More importantly, you know this wasn't exactly BofA dumping its bad loans because of how loans work if you're BofA. Specifically banks like BofA don't mark their commercial loans to market: you put on a loan at 100, you carry it at 100, minus some reserve, as long as it performs. The loans here were performing - their market value had just (allegedly) dropped on some index-adjusted basis. So unlike the Credit Suisse guys who were marking their trading books to fantasy because that got them a nice bonus, BofA bankers had no (personal, current-P&L-driven) need to offload loans just because their market value had dropped - they wouldn't even notice that market value. Nobody was paying them based on the market value of their loans, so they had no incentive to conceal it when it went south.

But that's not really the point - even if BofA was misvaluing a third-party CLO manager's loans in selling them to its clients, that still looks bad. And I can't really tell if they were. The case was decided by arbitration so the decision doesn't tell you much of what's going on, but the arbitrators seem to have believed that the loans were worth $380mm and BofA lied to Mr. Hayes. This does not, though, seem to be a case of actively traded loans where you could look at screen prices that day and see what they were worth - rather, BofA thought they were worth $400mm based on purchase price, performance, ratings, whatever, while Hayes's experts thought they were worth $380mm based on where a comparable index traded. (In fact, they were "worth" way less than either number in the sense that there was worse performance in the future and the market value ended up being like $325mm when the CLOs were terminated, but no one knew that at the time.)

Without unambiguous trading data in the specific loans, I guess they were worth what a buyer would pay for them. And there was a buyer who paid for them and it was - the CLO investors. And there's no particular claim about any actual deception at all. BofA said there were loans, they had a certain rating, future loans would be bought at market prices, previous loans would be valued at acquisition price - nothing at all was said about the market values of the existing loans. The investors could have diligenced to their heart's content. Except that the PPM didn't identify the underlying loans. So they couldn't have.

This all seems very strange and there's fault to share. Hayes probably shouldn't have bought equity in unidentified loans carried at their purchase price from months ago. BofA maybe should have done more to assure him that those loans were worth their purchase price. But you could compare this transaction to the other way a retail-ish investor, like Hayes, could have bought equity in a set of not-marked-to-market commercial loans. He could have bought equity in a bank. BofA, say. Which held loans on its books at acquisition prices, not mark-to-market prices.
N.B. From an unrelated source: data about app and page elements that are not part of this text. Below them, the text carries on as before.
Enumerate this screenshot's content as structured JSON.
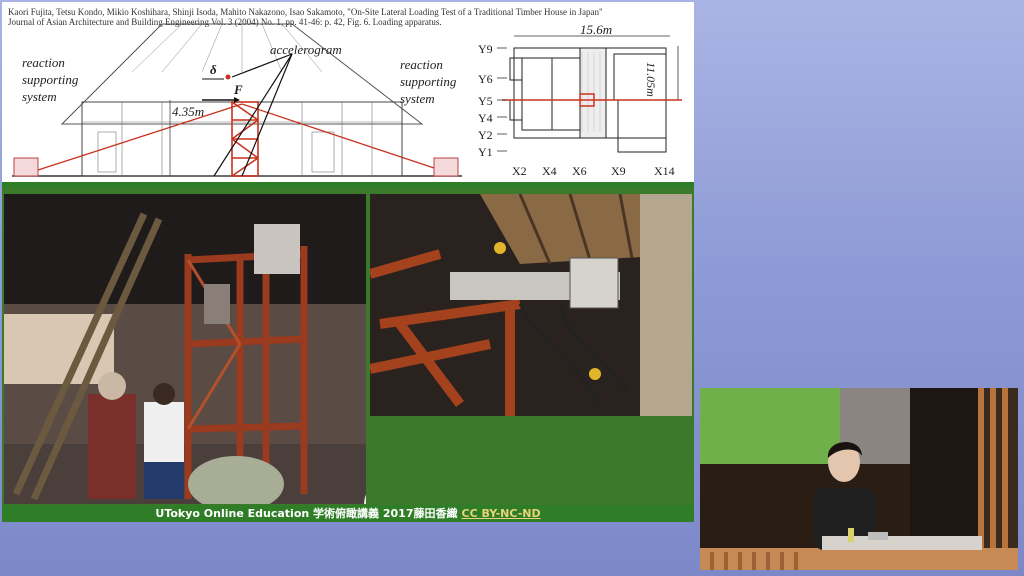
{
  "slide": {
    "citation": {
      "line1": "Kaori Fujita, Tetsu Kondo, Mikio Koshihara, Shinji Isoda, Mahito Nakazono, Isao Sakamoto, \"On-Site Lateral Loading Test of a Traditional Timber House in Japan\"",
      "line2": "Journal of Asian Architecture and Building Engineering Vol. 3 (2004) No. 1, pp. 41-46: p. 42, Fig. 6. Loading apparatus."
    },
    "drawing": {
      "left_label": "reaction\nsupporting\nsystem",
      "right_label": "reaction\nsupporting\nsystem",
      "accelerogram": "accelerogram",
      "delta": "δ",
      "force": "F",
      "height": "4.35m"
    },
    "plan": {
      "width": "15.6m",
      "depth": "11.05m",
      "y_axes": [
        "Y9",
        "Y6",
        "Y5",
        "Y4",
        "Y2",
        "Y1"
      ],
      "x_axes": [
        "X2",
        "X4",
        "X6",
        "X9",
        "X14"
      ]
    },
    "footer": {
      "text": "UTokyo Online Education 学術俯瞰講義 2017藤田香織",
      "license": "CC BY-NC-ND"
    }
  },
  "colors": {
    "accent_green": "#2f7d26",
    "frame_red": "#c8321e",
    "license_gold": "#e8d37a"
  }
}
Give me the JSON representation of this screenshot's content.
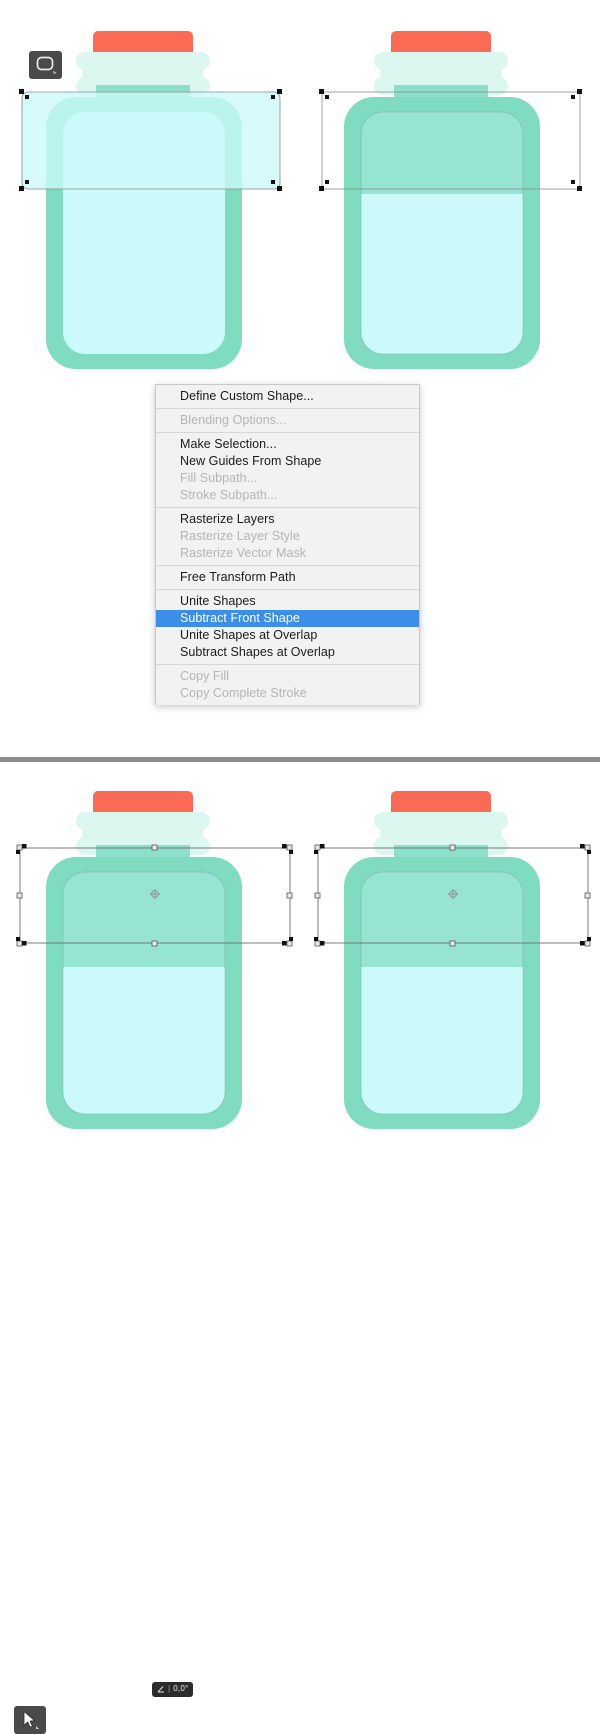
{
  "app": {
    "document_type": "vector-shape-editor",
    "canvas_background": "#ffffff"
  },
  "colors": {
    "cap_red": "#FA6A55",
    "thread_light": "#DCF7F0",
    "neck_teal": "#8CE0CB",
    "body_outer": "#7FDCC0",
    "body_fill_light": "#CCFAFA",
    "body_fill_medium": "#96E4D3",
    "overlay_rect_fill": "#CCFAFA",
    "path_stroke": "#7a7a7a",
    "handle_fill": "#1a1a1a",
    "menu_bg": "#f2f2f2",
    "menu_highlight": "#3b8fea",
    "menu_text": "#1a1a1a",
    "menu_text_disabled": "#b4b4b4",
    "badge_bg": "#4a4a4a",
    "tooltip_bg": "#2b2b2b",
    "divider_gray": "#8c8c8c"
  },
  "panels": {
    "top": {
      "name": "before-subtract",
      "bottles": [
        {
          "id": "bottle-top-left",
          "state": "overlap-rectangle-selected",
          "liquid_level": "full-light",
          "has_overlay_rect": true
        },
        {
          "id": "bottle-top-right",
          "state": "after-subtract-preview",
          "liquid_level": "split",
          "has_overlay_rect": false
        }
      ]
    },
    "bottom": {
      "name": "after-subtract-transform",
      "bottles": [
        {
          "id": "bottle-bottom-left",
          "state": "free-transform-active",
          "liquid_level": "split",
          "has_angle_tooltip": true
        },
        {
          "id": "bottle-bottom-right",
          "state": "free-transform-active",
          "liquid_level": "split",
          "has_angle_tooltip": false
        }
      ]
    }
  },
  "badges": {
    "shape_tool": {
      "icon": "rounded-rectangle-tool-icon",
      "label": "Rounded Rectangle Tool"
    },
    "move_tool": {
      "icon": "move-arrow-tool-icon",
      "label": "Move Tool"
    }
  },
  "angle_tooltip": {
    "icon": "angle-icon",
    "separator": "|",
    "value": "0,0°"
  },
  "context_menu": {
    "name": "path-context-menu",
    "groups": [
      {
        "items": [
          {
            "label": "Define Custom Shape...",
            "disabled": false,
            "selected": false
          }
        ]
      },
      {
        "items": [
          {
            "label": "Blending Options...",
            "disabled": true,
            "selected": false
          }
        ]
      },
      {
        "items": [
          {
            "label": "Make Selection...",
            "disabled": false,
            "selected": false
          },
          {
            "label": "New Guides From Shape",
            "disabled": false,
            "selected": false
          },
          {
            "label": "Fill Subpath...",
            "disabled": true,
            "selected": false
          },
          {
            "label": "Stroke Subpath...",
            "disabled": true,
            "selected": false
          }
        ]
      },
      {
        "items": [
          {
            "label": "Rasterize Layers",
            "disabled": false,
            "selected": false
          },
          {
            "label": "Rasterize Layer Style",
            "disabled": true,
            "selected": false
          },
          {
            "label": "Rasterize Vector Mask",
            "disabled": true,
            "selected": false
          }
        ]
      },
      {
        "items": [
          {
            "label": "Free Transform Path",
            "disabled": false,
            "selected": false
          }
        ]
      },
      {
        "items": [
          {
            "label": "Unite Shapes",
            "disabled": false,
            "selected": false
          },
          {
            "label": "Subtract Front Shape",
            "disabled": false,
            "selected": true
          },
          {
            "label": "Unite Shapes at Overlap",
            "disabled": false,
            "selected": false
          },
          {
            "label": "Subtract Shapes at Overlap",
            "disabled": false,
            "selected": false
          }
        ]
      },
      {
        "items": [
          {
            "label": "Copy Fill",
            "disabled": true,
            "selected": false
          },
          {
            "label": "Copy Complete Stroke",
            "disabled": true,
            "selected": false
          }
        ]
      }
    ]
  }
}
The CLO at issue here didn't just slice up and tranche out some commercial loans. It also did a subtler kind of magic. It took loans that were trading on the market as mark-to-market assets and transformed them into acquisition-price, held-to-maturity looking assets. Just for long enough to sell them to investors, like Hayes, who didn't really know the difference.

A Wipeout That Didn’t Have to Happen [NYT]

Did BoA’s 2007 CLOs Defraud Investors? [Securities Litigation & Consulting Group]

* Nah, kidding. Not zero. If Thing Y pays off (Value of Thing X - $100), and Thing X has a possible value in three years of between $0 and $102 and is currently trading at $95, what is Thing Y worth? Zero is in any case the wrong answer.